*PROBLEM TO SOLVE*. Count how many lines in the material below hold the word "JSON"; the reply is that number alone.

*RECORD EXCERPTS*.
################

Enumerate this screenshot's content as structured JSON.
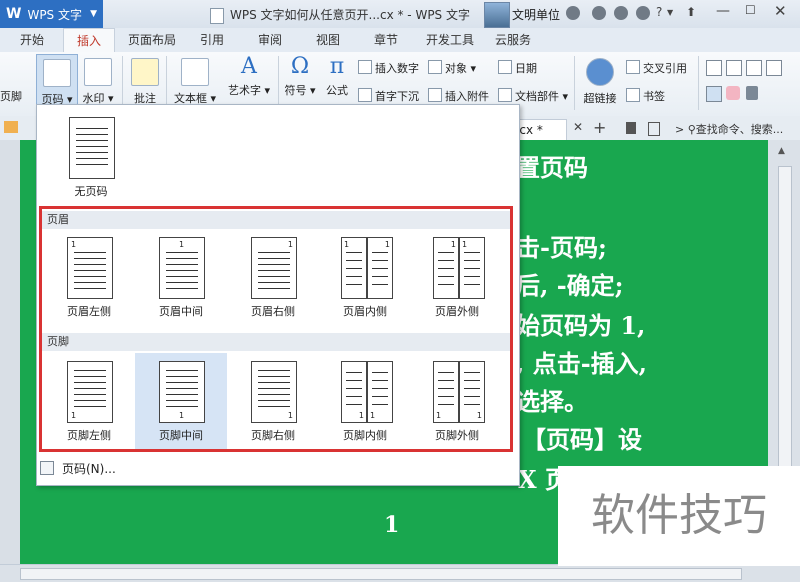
{
  "app": {
    "logo": "W",
    "name": "WPS 文字",
    "doc_title": "WPS 文字如何从任意页开...cx * - WPS 文字",
    "user": "文明单位"
  },
  "tabs": [
    "开始",
    "插入",
    "页面布局",
    "引用",
    "审阅",
    "视图",
    "章节",
    "开发工具",
    "云服务"
  ],
  "ribbon": {
    "left_cut": "页脚",
    "page_number": "页码",
    "watermark": "水印",
    "comment": "批注",
    "textbox": "文本框",
    "wordart": "艺术字",
    "symbol": "符号",
    "formula": "公式",
    "insert_number": "插入数字",
    "object": "对象",
    "date": "日期",
    "drop_cap": "首字下沉",
    "attachment": "插入附件",
    "doc_parts": "文档部件",
    "hyperlink": "超链接",
    "cross_ref": "交叉引用",
    "bookmark": "书签"
  },
  "doc_tab": {
    "label": "ocx *"
  },
  "search_hint": "查找命令、搜索...",
  "dropdown": {
    "none_label": "无页码",
    "header_section": "页眉",
    "footer_section": "页脚",
    "header_options": [
      "页眉左侧",
      "页眉中间",
      "页眉右侧",
      "页眉内侧",
      "页眉外侧"
    ],
    "footer_options": [
      "页脚左侧",
      "页脚中间",
      "页脚右侧",
      "页脚内侧",
      "页脚外侧"
    ],
    "page_num_item": "页码(N)...",
    "digit": "1"
  },
  "document": {
    "lines": [
      "置页码",
      "击-页码;",
      "后, -确定;",
      "始页码为 1,",
      ", 点击-插入,",
      "选择。",
      "【页码】设",
      "X 页"
    ],
    "bottom_number": "1"
  },
  "watermark_text": "软件技巧"
}
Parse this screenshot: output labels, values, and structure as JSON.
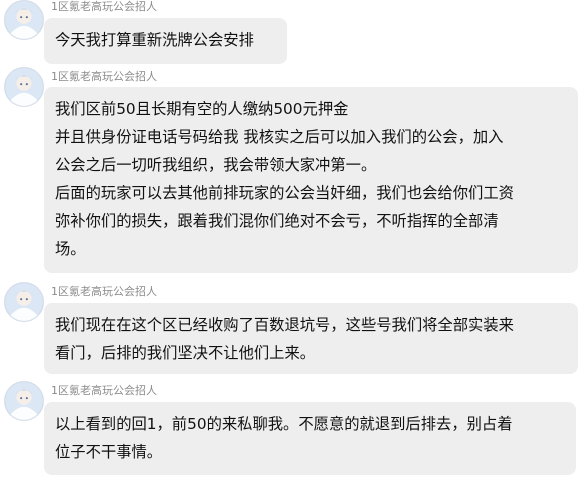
{
  "messages": [
    {
      "sender": "1区氪老高玩公会招人",
      "lines": [
        "今天我打算重新洗牌公会安排"
      ]
    },
    {
      "sender": "1区氪老高玩公会招人",
      "lines": [
        "我们区前50且长期有空的人缴纳500元押金",
        "并且供身份证电话号码给我 我核实之后可以加入我们的公会，加入",
        "公会之后一切听我组织，我会带领大家冲第一。",
        "后面的玩家可以去其他前排玩家的公会当奸细，我们也会给你们工资",
        "弥补你们的损失，跟着我们混你们绝对不会亏，不听指挥的全部清",
        "场。"
      ]
    },
    {
      "sender": "1区氪老高玩公会招人",
      "lines": [
        "我们现在在这个区已经收购了百数退坑号，这些号我们将全部实装来",
        "看门，后排的我们坚决不让他们上来。"
      ]
    },
    {
      "sender": "1区氪老高玩公会招人",
      "lines": [
        "以上看到的回1，前50的来私聊我。不愿意的就退到后排去，别占着",
        "位子不干事情。"
      ]
    }
  ],
  "colors": {
    "bubble": "#eeeeee",
    "sender_text": "#8c8c8c",
    "message_text": "#111111"
  },
  "avatar_icon": "anime-character-avatar-icon"
}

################

*YOUR RESPONSE*. 2